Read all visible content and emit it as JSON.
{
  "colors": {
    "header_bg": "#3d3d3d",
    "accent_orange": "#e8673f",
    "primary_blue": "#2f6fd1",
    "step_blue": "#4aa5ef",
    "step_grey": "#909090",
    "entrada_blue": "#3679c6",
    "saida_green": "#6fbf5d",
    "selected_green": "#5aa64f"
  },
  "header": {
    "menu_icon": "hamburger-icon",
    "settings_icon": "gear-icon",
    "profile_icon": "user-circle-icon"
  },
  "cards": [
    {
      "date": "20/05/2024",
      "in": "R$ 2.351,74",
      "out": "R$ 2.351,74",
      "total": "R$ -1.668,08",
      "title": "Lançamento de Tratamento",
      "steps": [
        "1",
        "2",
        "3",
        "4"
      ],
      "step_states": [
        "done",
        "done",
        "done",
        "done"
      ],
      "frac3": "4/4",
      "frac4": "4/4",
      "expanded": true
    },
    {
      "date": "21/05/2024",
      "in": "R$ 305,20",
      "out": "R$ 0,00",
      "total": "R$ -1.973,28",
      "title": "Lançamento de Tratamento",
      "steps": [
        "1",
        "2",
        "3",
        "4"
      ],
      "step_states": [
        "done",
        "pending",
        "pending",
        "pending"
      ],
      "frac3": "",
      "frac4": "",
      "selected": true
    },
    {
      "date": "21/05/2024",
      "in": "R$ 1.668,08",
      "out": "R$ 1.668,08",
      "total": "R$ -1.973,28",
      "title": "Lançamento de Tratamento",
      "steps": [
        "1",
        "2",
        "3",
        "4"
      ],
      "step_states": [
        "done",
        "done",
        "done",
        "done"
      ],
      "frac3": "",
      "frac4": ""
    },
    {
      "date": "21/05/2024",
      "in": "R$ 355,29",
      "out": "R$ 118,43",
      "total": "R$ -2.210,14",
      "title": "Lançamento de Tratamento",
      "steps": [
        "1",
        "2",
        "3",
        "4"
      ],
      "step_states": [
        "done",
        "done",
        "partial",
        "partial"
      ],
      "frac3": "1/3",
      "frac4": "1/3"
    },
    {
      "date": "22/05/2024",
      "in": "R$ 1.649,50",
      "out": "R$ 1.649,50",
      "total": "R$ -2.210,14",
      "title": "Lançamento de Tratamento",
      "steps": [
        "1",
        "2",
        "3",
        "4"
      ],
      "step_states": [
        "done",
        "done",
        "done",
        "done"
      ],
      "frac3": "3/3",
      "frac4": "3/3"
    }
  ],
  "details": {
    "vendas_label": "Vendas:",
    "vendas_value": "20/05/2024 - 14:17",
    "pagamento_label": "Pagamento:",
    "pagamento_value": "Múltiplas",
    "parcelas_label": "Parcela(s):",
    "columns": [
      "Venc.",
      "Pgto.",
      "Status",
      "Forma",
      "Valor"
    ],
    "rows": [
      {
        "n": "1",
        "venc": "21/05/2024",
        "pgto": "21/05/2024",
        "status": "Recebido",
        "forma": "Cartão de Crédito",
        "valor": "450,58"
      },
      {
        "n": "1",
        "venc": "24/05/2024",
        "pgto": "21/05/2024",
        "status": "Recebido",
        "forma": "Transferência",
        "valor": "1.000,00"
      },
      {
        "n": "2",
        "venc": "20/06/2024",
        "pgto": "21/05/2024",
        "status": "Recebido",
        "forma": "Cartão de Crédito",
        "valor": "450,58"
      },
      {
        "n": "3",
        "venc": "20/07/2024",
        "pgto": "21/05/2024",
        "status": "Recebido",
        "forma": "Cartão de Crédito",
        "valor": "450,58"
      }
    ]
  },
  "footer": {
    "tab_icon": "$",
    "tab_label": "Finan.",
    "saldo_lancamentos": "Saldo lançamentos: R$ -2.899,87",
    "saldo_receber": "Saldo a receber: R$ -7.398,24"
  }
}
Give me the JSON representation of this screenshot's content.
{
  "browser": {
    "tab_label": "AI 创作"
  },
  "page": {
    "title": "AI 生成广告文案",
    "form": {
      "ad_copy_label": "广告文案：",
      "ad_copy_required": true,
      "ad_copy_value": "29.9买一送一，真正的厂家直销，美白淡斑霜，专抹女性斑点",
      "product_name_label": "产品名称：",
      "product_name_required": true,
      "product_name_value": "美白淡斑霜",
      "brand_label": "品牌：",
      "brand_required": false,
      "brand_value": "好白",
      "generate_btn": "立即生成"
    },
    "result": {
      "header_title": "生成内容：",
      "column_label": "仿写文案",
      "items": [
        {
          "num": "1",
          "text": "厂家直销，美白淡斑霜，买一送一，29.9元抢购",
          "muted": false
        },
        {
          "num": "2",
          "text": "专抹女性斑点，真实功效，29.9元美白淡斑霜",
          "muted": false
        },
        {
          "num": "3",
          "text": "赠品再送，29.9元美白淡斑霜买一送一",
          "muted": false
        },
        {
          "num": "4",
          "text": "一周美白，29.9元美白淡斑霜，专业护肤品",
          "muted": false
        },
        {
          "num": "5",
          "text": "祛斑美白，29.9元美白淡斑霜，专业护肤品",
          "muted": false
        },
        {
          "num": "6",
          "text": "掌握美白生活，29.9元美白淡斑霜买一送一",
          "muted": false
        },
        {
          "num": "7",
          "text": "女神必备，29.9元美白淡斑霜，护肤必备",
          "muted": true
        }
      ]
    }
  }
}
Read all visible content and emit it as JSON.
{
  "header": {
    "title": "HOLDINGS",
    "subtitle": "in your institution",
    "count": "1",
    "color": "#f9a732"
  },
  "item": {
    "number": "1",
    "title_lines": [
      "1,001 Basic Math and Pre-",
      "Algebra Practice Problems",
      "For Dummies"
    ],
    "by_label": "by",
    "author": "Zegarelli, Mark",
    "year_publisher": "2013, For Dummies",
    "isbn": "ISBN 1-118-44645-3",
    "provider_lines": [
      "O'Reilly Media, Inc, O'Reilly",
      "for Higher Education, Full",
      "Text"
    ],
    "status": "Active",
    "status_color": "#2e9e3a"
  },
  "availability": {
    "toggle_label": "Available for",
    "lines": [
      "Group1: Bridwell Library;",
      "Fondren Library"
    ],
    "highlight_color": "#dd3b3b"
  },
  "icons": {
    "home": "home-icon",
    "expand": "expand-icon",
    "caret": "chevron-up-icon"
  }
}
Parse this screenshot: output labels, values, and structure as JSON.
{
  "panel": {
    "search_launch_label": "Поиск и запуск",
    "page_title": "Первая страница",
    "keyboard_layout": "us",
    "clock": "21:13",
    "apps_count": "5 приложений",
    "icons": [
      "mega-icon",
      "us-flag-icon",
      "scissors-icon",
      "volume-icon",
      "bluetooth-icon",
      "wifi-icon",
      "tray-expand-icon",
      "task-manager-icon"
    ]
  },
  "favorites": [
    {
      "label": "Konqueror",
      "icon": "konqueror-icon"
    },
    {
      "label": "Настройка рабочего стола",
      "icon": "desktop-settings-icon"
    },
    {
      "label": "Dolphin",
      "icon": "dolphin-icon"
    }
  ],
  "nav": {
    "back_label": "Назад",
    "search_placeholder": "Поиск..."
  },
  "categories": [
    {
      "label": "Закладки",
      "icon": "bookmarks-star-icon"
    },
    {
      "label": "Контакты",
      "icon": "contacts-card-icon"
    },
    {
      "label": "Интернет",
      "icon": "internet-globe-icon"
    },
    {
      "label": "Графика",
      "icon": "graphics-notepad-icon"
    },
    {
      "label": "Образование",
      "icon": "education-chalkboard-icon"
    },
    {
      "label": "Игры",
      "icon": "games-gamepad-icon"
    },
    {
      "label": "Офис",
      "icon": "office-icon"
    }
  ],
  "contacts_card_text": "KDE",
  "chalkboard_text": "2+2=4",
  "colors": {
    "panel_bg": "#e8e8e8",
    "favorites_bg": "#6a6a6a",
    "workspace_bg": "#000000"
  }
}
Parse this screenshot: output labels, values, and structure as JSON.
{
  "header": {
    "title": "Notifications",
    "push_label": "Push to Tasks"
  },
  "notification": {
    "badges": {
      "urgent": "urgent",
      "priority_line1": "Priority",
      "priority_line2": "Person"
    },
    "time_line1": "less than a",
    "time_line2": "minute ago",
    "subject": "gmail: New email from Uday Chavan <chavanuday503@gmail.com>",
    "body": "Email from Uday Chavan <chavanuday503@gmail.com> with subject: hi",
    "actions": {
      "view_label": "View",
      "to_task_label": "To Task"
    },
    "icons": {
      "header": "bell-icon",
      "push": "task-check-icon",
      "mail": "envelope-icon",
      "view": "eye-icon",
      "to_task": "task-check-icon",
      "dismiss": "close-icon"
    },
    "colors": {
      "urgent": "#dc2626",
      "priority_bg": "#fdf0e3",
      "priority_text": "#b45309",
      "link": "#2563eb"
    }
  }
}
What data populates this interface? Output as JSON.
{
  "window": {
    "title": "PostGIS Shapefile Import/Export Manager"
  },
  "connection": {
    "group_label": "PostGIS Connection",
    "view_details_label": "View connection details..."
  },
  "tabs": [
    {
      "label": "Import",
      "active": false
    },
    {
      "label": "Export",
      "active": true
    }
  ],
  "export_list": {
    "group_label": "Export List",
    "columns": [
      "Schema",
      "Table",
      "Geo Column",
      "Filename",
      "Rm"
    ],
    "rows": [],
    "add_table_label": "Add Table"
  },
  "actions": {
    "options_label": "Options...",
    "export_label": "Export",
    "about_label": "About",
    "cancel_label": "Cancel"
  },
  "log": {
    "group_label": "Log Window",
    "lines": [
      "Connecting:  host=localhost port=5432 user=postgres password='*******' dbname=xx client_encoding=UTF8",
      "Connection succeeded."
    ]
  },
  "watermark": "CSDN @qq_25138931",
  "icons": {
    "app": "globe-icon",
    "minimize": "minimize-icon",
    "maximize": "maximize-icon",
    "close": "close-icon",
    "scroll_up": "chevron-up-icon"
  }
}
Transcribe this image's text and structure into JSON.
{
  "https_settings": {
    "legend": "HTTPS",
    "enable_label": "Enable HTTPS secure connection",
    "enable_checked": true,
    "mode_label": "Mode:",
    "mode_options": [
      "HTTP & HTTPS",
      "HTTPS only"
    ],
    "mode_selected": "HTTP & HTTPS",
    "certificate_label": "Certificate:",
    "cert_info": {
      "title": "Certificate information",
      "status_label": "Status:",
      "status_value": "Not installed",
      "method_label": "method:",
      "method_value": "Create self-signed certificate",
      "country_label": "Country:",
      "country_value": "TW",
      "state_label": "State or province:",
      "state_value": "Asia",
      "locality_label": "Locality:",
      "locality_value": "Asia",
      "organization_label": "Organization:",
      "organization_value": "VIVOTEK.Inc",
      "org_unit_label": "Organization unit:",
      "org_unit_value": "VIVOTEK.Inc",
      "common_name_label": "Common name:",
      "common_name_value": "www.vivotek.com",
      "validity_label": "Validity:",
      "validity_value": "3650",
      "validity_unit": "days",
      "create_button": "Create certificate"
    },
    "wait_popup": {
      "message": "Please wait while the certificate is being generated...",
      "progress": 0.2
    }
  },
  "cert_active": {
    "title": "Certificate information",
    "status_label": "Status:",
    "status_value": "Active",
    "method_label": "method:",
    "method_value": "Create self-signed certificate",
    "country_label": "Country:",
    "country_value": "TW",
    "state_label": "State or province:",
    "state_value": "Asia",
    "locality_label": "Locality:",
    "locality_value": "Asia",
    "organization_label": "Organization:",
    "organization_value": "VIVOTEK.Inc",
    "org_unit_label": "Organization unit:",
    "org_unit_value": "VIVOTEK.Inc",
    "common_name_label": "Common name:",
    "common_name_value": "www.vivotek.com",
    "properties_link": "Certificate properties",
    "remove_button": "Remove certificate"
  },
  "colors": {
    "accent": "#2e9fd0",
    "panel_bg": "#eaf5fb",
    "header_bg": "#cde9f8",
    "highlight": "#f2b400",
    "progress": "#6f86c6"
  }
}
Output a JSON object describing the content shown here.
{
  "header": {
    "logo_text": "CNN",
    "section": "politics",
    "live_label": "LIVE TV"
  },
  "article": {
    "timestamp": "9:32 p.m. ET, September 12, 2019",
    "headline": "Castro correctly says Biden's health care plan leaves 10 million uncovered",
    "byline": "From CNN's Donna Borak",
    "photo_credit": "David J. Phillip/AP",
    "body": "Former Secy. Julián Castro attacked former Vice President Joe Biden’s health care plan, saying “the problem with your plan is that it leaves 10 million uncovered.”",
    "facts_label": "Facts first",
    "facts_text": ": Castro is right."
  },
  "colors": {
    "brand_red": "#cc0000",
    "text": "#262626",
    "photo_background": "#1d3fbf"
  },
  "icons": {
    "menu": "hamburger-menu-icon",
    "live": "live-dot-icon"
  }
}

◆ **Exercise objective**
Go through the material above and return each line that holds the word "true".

◆ **Written solution**
      "expanded": true
      "selected": true
      "ad_copy_required": true,
      "product_name_required": true,
          "muted": true
      "active": true
    "enable_checked": true,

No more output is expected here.